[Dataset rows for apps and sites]
[Start of section]

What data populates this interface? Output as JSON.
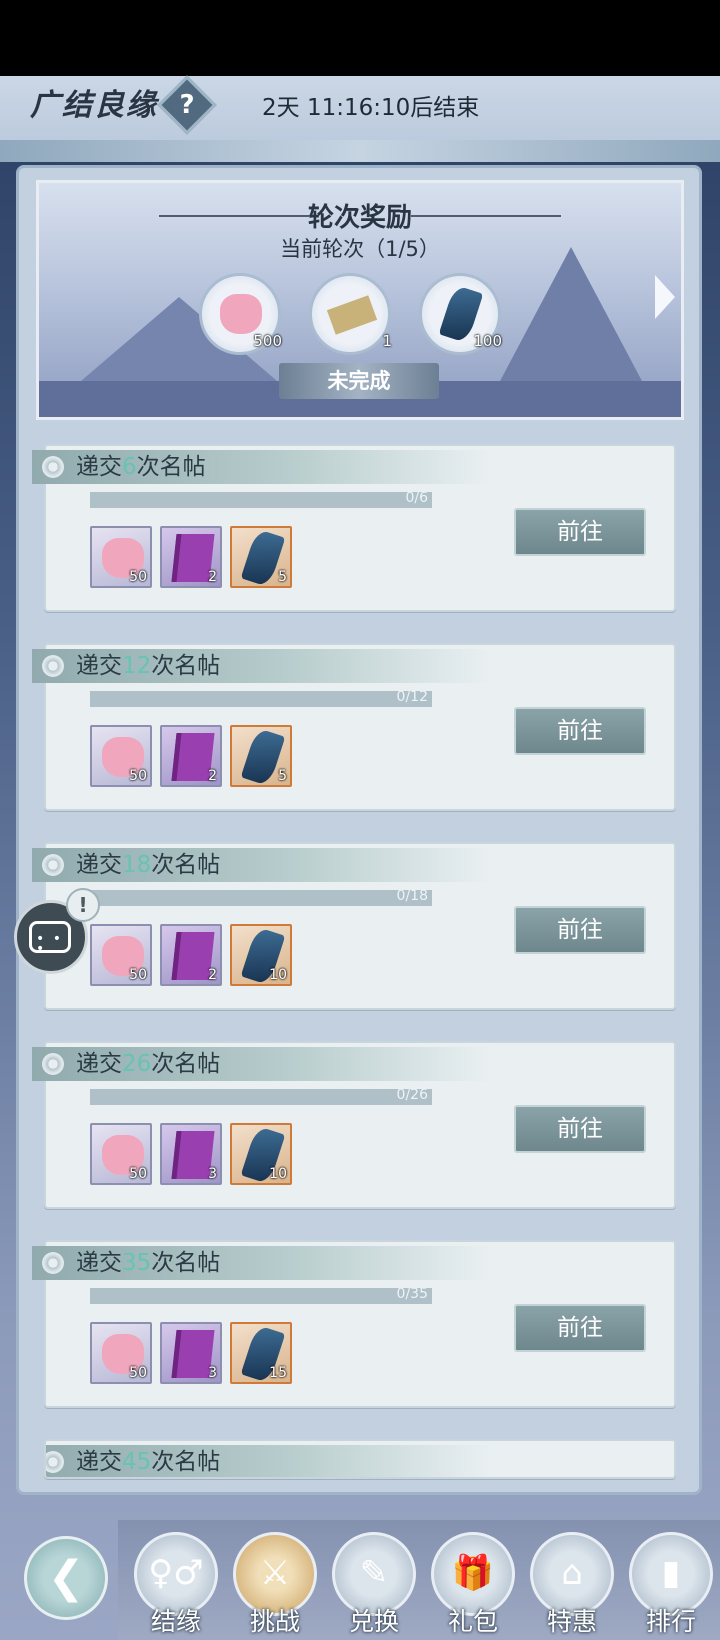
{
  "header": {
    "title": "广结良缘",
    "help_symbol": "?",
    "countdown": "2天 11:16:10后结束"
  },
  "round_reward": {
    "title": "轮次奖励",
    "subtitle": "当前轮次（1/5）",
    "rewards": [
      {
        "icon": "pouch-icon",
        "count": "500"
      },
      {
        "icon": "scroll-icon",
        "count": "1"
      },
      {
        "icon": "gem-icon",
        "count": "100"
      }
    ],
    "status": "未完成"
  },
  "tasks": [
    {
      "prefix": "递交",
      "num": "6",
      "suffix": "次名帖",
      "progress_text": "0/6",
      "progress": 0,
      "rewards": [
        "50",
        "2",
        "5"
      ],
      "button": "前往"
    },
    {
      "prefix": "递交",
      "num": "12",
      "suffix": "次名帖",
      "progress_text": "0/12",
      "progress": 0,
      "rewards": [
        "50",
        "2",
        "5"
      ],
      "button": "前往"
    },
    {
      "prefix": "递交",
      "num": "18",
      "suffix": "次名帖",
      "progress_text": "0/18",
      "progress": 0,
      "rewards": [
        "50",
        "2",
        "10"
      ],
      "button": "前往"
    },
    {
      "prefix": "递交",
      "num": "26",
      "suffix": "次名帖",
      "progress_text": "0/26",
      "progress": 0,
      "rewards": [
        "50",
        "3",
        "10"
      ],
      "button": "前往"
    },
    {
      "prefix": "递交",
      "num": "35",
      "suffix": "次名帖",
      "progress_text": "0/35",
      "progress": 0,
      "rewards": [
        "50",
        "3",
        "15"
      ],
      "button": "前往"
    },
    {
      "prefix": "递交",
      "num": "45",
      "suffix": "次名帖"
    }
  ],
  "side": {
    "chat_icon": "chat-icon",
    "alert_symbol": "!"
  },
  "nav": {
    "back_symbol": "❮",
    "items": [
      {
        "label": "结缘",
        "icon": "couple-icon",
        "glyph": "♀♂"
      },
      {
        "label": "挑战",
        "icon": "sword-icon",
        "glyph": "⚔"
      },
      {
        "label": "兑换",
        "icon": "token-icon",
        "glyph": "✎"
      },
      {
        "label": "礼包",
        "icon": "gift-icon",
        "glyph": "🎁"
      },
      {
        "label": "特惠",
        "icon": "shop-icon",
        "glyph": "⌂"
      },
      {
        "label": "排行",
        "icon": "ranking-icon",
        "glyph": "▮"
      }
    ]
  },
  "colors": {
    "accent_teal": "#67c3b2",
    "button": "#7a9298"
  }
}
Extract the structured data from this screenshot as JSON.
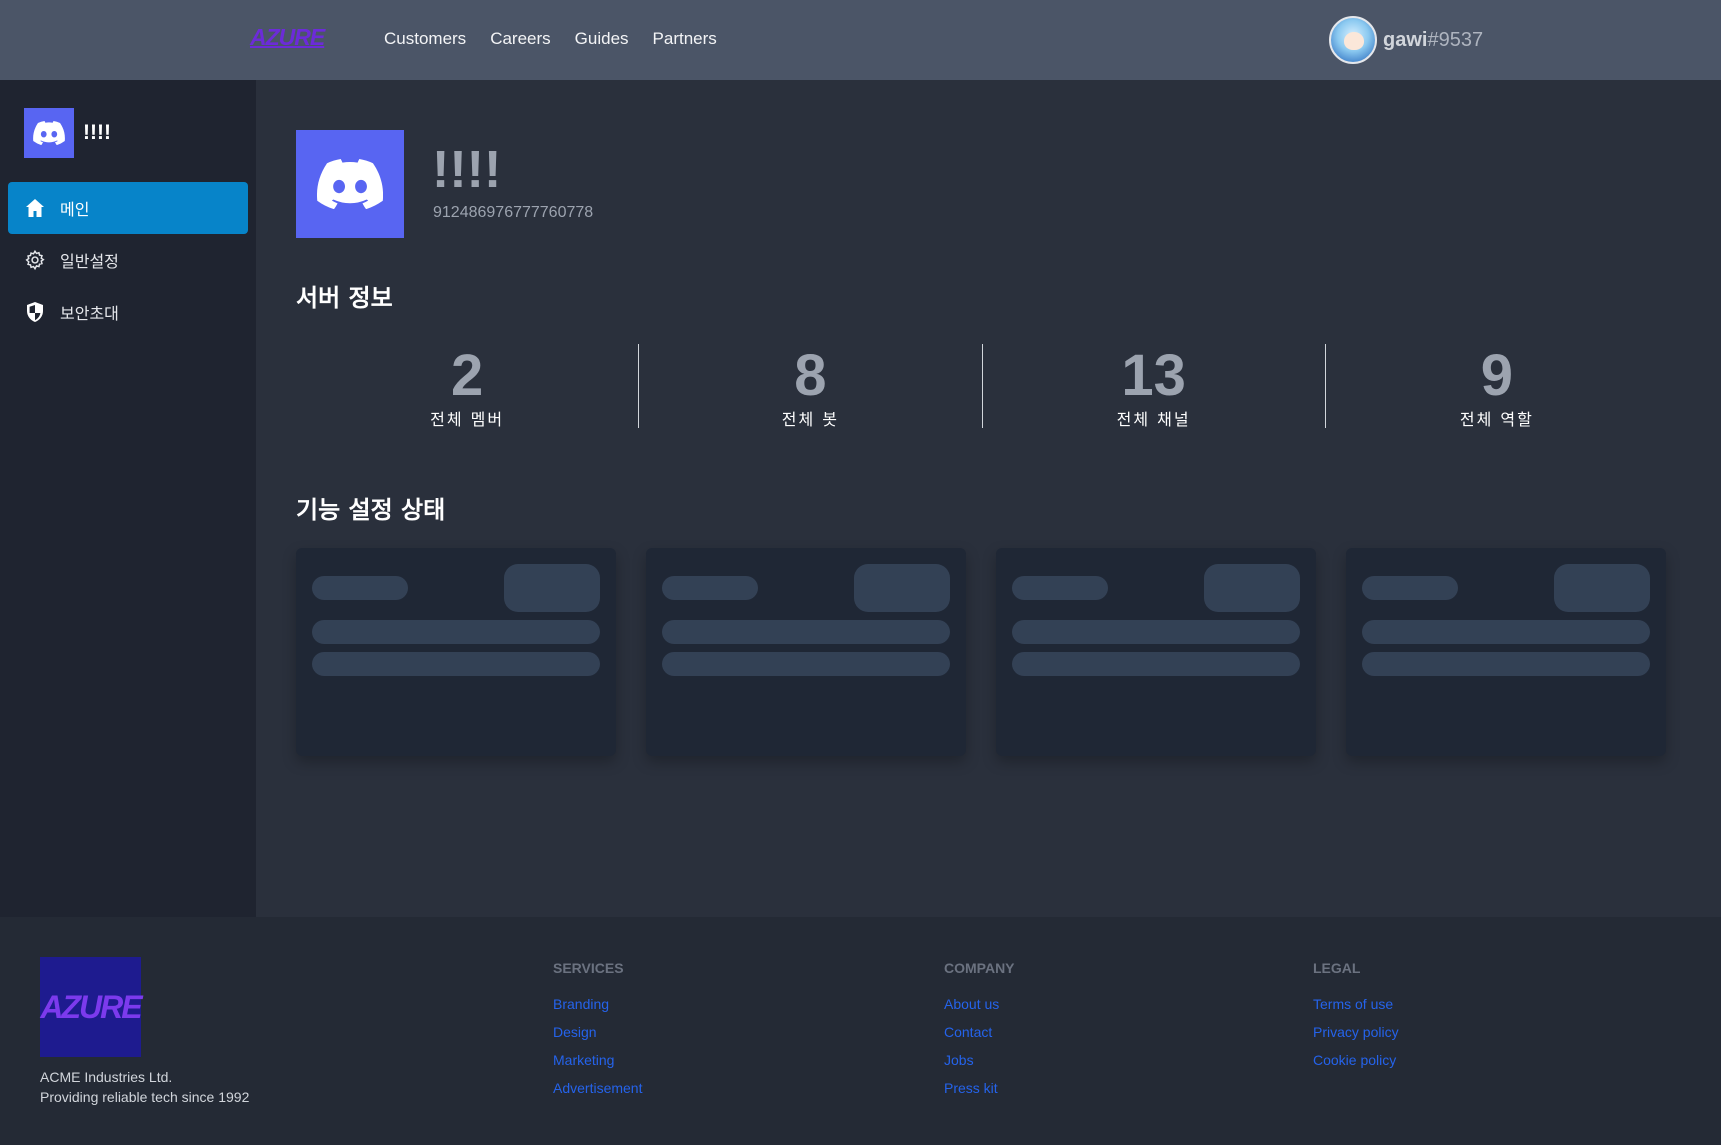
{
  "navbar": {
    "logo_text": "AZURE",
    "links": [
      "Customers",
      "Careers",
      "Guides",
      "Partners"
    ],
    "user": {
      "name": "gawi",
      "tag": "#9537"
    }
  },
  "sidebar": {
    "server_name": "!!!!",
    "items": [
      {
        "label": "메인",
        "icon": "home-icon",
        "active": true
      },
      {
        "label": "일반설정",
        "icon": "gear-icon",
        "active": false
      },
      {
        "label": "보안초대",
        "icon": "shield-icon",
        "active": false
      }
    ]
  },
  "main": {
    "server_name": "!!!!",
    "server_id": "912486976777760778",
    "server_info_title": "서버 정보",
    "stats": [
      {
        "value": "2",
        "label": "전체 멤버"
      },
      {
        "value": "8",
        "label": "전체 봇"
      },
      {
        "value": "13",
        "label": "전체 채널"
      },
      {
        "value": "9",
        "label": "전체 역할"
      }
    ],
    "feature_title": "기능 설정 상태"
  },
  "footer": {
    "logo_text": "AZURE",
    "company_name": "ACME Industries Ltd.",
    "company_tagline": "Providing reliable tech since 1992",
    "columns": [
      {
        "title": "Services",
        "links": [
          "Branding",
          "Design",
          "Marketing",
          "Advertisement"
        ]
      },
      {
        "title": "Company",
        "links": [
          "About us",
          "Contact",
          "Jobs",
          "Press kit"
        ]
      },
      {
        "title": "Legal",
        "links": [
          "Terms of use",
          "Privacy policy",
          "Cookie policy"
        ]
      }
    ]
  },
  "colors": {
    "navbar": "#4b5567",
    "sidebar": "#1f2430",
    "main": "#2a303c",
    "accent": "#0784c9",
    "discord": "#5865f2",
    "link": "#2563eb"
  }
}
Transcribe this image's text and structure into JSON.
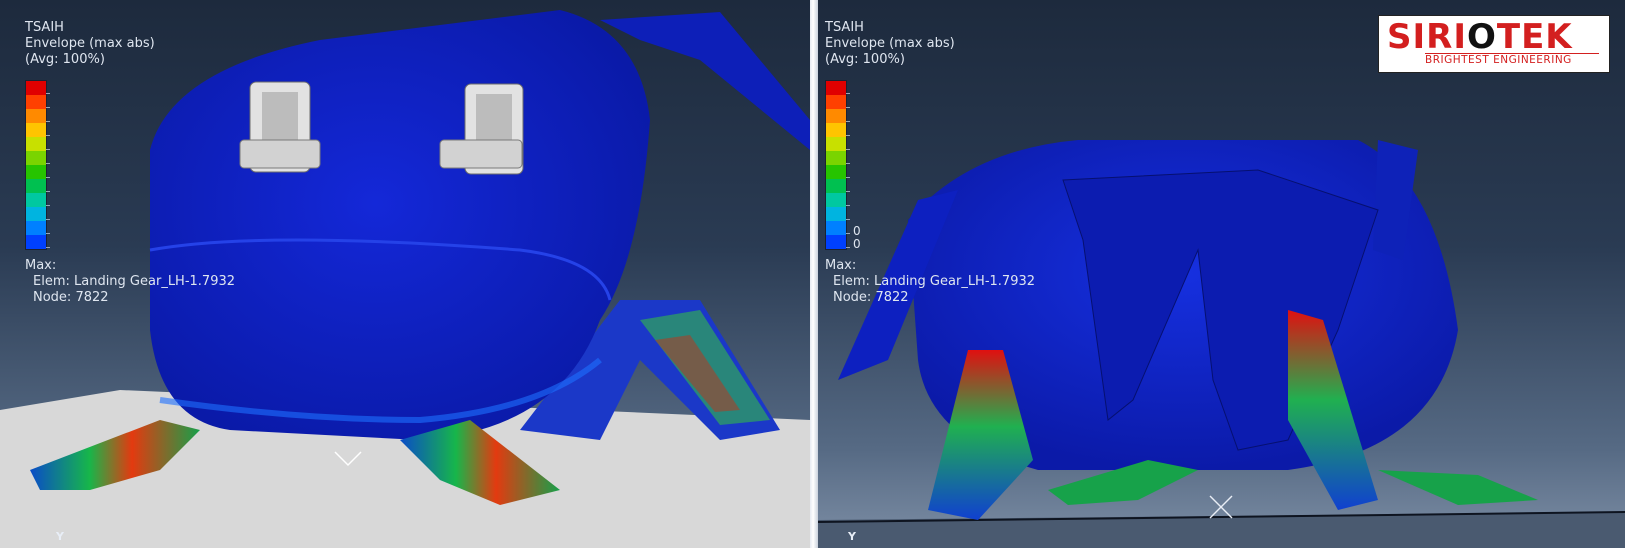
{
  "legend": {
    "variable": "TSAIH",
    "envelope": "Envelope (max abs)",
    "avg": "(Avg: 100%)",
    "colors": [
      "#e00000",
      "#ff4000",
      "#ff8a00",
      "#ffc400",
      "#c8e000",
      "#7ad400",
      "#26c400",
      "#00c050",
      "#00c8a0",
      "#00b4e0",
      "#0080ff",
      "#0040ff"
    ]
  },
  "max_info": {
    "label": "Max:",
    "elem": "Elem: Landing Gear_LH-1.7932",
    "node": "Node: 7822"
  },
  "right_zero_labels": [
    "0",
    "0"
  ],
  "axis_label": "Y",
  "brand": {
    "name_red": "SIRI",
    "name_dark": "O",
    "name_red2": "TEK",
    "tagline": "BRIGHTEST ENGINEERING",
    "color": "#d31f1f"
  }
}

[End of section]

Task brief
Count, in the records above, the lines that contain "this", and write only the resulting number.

Output below
3